Kids lost at the beach: have a plan before you hit the sand
Kids are known to wander, and if they aren't paying close attention, they can find themselves lost in no time.
"It happens quite often but we always find them. our track record is excellent," South Walton Fire District Beach Safety Director David Vaughan said.
With 26 miles of beach, there were more than 320 reports of lost kids on South Walton beaches since March of last year.
"In the first 5 days, we've already had 22, 13 in one day and we only had two yesterday. But it's really common," Vaughan stated.
That's why beachgoers like Jeannine Jones and her husband have a plan before they hit the sand.
First, Jones said they dress her grandkids in bright clothing so they can be easily spotted. Next, they pick out a landmark for the kids to look for just in case they do become disoriented.
"We never go further than you can see me so if we follow those rules, they don't wander and we're pretty strict about that just because it's a big place and yes everything does start to look alike, even for adults," Jones said.
Beach officials say it's always a good idea to let kids know what they should do should they become lost.
"First I would walk around and see if I could find them and then second I would ask somebody for help. Like a lifeguard or somebody to help me find my grandma," Jones grandson, Nahmere explained.
"We want parents to understand it's not necessarily a lack of vigilance. Kids are kids, they are very wilily and once they get an agenda on their mind, even the most vigilant parent can lose track of a child, especially when you have high density on the beach," Vaughan said.
Beach officials said typically kids like the wind and sun to their backs and suggest always taking a picture of your kid that day to help search efforts if they do wander away.

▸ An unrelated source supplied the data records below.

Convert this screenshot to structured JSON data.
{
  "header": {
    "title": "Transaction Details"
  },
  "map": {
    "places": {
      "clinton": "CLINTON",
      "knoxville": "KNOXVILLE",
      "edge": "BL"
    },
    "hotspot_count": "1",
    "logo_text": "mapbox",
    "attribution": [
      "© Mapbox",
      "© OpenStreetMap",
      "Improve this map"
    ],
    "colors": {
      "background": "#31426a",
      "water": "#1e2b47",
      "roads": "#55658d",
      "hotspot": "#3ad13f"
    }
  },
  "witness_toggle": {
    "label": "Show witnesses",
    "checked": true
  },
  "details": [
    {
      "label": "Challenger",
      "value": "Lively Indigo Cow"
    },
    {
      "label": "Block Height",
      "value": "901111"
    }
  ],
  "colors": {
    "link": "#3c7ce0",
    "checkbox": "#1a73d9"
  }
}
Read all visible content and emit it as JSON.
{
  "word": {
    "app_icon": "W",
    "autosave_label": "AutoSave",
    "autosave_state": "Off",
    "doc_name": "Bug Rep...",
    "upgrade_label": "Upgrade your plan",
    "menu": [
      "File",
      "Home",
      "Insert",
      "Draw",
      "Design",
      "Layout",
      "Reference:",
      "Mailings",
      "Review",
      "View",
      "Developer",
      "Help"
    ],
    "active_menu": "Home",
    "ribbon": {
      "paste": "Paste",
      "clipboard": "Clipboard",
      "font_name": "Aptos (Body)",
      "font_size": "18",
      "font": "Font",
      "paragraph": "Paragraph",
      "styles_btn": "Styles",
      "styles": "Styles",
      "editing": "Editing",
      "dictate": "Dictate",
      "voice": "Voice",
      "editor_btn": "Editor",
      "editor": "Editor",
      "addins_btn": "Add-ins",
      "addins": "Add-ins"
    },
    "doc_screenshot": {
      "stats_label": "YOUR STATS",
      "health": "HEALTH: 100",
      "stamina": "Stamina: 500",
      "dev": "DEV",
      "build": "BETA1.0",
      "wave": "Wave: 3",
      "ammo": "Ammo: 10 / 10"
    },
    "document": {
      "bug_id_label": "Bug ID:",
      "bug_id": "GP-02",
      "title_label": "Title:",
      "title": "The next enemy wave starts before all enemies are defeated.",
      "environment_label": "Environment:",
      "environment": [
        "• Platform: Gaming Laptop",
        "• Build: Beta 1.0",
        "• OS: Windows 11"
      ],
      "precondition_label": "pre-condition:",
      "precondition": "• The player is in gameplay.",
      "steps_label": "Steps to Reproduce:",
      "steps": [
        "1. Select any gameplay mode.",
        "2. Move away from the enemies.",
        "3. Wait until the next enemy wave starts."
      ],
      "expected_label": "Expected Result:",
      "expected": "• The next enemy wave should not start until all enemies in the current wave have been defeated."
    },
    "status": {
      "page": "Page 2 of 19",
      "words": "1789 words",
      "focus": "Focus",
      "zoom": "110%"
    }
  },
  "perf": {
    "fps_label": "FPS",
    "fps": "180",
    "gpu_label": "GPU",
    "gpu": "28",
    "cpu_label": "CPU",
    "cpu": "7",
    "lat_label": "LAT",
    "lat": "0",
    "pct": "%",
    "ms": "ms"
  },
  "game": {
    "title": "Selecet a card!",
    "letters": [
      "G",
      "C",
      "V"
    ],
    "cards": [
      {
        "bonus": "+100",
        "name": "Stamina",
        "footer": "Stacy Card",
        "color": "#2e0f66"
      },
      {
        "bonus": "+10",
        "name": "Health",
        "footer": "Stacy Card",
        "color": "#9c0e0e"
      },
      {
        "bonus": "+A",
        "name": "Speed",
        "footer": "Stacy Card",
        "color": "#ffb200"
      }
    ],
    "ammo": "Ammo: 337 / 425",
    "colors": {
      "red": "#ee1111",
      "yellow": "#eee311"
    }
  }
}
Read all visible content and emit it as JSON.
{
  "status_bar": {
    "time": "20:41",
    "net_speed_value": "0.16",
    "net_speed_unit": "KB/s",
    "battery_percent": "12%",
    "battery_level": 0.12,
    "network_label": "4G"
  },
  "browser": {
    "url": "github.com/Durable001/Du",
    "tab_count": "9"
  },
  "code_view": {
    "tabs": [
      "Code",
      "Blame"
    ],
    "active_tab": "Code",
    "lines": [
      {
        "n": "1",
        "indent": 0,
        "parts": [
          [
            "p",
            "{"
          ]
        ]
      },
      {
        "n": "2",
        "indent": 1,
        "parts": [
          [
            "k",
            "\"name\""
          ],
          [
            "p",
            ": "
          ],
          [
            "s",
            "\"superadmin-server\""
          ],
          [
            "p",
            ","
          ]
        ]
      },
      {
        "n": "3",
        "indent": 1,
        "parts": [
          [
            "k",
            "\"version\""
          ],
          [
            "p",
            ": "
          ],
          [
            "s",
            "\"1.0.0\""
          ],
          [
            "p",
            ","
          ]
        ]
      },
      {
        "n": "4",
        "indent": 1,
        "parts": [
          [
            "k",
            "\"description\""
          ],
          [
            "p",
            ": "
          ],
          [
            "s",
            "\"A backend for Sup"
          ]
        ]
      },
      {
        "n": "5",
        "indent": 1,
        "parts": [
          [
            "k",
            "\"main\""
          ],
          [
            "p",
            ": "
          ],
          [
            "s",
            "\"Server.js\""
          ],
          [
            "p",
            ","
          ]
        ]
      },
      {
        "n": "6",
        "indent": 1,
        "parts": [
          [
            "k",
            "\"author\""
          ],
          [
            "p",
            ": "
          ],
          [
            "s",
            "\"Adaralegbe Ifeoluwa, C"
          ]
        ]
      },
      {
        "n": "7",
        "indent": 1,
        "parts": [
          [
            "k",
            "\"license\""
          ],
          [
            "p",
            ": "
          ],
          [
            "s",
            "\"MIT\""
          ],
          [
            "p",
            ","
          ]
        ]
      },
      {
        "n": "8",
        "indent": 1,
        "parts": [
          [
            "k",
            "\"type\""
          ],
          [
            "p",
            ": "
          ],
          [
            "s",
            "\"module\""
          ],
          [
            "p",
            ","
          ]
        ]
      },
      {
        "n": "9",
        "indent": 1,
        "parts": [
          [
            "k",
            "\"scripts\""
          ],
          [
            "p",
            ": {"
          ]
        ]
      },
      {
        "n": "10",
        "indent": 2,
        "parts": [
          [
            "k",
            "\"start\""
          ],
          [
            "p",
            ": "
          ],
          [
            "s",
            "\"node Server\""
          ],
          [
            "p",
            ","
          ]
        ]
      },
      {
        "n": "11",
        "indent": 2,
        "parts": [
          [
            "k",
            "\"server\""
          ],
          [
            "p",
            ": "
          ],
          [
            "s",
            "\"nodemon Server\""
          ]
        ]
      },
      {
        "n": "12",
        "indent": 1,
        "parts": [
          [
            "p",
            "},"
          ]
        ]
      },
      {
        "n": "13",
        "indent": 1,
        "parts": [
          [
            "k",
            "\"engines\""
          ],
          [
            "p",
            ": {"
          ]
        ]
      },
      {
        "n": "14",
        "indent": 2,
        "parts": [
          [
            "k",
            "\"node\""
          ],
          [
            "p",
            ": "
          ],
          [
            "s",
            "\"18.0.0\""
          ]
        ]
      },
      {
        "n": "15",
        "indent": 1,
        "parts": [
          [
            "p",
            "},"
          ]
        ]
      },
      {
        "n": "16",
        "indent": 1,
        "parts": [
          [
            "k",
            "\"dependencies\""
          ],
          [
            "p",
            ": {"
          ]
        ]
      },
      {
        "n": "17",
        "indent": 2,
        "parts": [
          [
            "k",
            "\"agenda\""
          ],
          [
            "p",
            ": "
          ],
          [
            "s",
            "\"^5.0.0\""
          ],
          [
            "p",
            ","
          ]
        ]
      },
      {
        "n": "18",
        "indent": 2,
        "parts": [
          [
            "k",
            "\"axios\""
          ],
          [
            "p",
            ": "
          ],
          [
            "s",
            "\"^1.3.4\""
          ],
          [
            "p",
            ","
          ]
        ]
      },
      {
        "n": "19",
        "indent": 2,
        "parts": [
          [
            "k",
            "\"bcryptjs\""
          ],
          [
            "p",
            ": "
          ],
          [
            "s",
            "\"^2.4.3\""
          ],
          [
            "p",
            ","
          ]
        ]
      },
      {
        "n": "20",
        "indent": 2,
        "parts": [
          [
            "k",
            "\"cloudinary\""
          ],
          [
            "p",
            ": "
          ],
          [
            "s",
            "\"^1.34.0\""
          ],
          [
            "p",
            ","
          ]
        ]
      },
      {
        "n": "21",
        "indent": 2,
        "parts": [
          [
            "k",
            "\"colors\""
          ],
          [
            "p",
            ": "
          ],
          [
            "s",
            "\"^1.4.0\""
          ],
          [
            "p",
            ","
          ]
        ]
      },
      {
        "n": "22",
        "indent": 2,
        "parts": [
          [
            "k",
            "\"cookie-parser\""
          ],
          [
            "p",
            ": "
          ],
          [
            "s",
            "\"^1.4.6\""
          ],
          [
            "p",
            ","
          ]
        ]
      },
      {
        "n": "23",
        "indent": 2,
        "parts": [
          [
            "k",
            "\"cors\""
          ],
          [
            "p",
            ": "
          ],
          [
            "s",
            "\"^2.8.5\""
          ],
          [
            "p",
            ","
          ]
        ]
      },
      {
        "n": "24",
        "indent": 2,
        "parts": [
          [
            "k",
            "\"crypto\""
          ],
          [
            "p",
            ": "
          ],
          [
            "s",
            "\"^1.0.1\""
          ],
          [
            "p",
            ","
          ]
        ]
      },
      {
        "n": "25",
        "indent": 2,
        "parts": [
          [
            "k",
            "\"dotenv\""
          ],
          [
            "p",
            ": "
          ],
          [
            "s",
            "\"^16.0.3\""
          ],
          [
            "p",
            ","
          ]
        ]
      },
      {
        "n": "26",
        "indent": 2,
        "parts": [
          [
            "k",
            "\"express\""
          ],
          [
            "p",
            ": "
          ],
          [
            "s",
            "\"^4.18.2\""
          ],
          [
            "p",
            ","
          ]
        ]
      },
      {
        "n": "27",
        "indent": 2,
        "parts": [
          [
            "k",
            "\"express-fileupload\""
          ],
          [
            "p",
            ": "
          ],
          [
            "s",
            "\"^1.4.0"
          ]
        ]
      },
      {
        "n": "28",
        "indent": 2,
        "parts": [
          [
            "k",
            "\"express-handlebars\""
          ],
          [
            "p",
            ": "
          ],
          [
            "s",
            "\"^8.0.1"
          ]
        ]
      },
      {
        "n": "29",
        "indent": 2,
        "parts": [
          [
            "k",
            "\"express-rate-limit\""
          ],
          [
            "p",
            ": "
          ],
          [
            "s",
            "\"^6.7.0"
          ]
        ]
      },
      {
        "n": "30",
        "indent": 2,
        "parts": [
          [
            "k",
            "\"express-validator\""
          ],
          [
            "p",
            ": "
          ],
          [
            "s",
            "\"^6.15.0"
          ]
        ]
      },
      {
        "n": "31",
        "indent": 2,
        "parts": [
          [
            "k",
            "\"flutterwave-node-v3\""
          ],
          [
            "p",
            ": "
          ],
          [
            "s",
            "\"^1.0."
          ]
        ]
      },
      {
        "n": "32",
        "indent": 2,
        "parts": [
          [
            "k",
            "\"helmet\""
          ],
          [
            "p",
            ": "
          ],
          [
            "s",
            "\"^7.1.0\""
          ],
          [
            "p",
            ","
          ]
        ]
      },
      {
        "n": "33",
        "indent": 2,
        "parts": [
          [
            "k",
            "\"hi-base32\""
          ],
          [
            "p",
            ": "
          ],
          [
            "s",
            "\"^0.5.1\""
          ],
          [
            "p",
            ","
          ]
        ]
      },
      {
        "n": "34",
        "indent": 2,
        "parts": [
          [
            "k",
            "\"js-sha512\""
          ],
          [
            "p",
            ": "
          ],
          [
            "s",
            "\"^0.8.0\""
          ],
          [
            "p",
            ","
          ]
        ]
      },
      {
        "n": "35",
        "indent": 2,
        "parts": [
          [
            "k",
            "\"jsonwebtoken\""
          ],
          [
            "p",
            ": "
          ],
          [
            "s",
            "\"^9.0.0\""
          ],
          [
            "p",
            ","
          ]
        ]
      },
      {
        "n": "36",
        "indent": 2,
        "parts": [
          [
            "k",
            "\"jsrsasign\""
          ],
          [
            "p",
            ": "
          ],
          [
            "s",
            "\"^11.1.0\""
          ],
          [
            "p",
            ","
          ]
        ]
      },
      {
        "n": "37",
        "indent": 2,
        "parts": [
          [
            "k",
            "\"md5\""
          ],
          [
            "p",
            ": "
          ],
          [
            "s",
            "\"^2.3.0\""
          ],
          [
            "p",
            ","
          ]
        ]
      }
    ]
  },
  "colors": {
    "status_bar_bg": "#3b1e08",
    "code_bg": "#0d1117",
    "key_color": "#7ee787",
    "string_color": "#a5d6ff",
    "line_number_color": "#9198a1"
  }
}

"We want people to understand the beach is a busy place. Take a moment to think about things before you get started and relaxing. We understand that people get into vacation mode but taking a few moments to understand where you're at, getting organized with your thinking about how to handle an unfortunate situation and just taking that extra little step know where you're at and what to do can make a big difference from a really good day turning into a bad day," Vaughan added.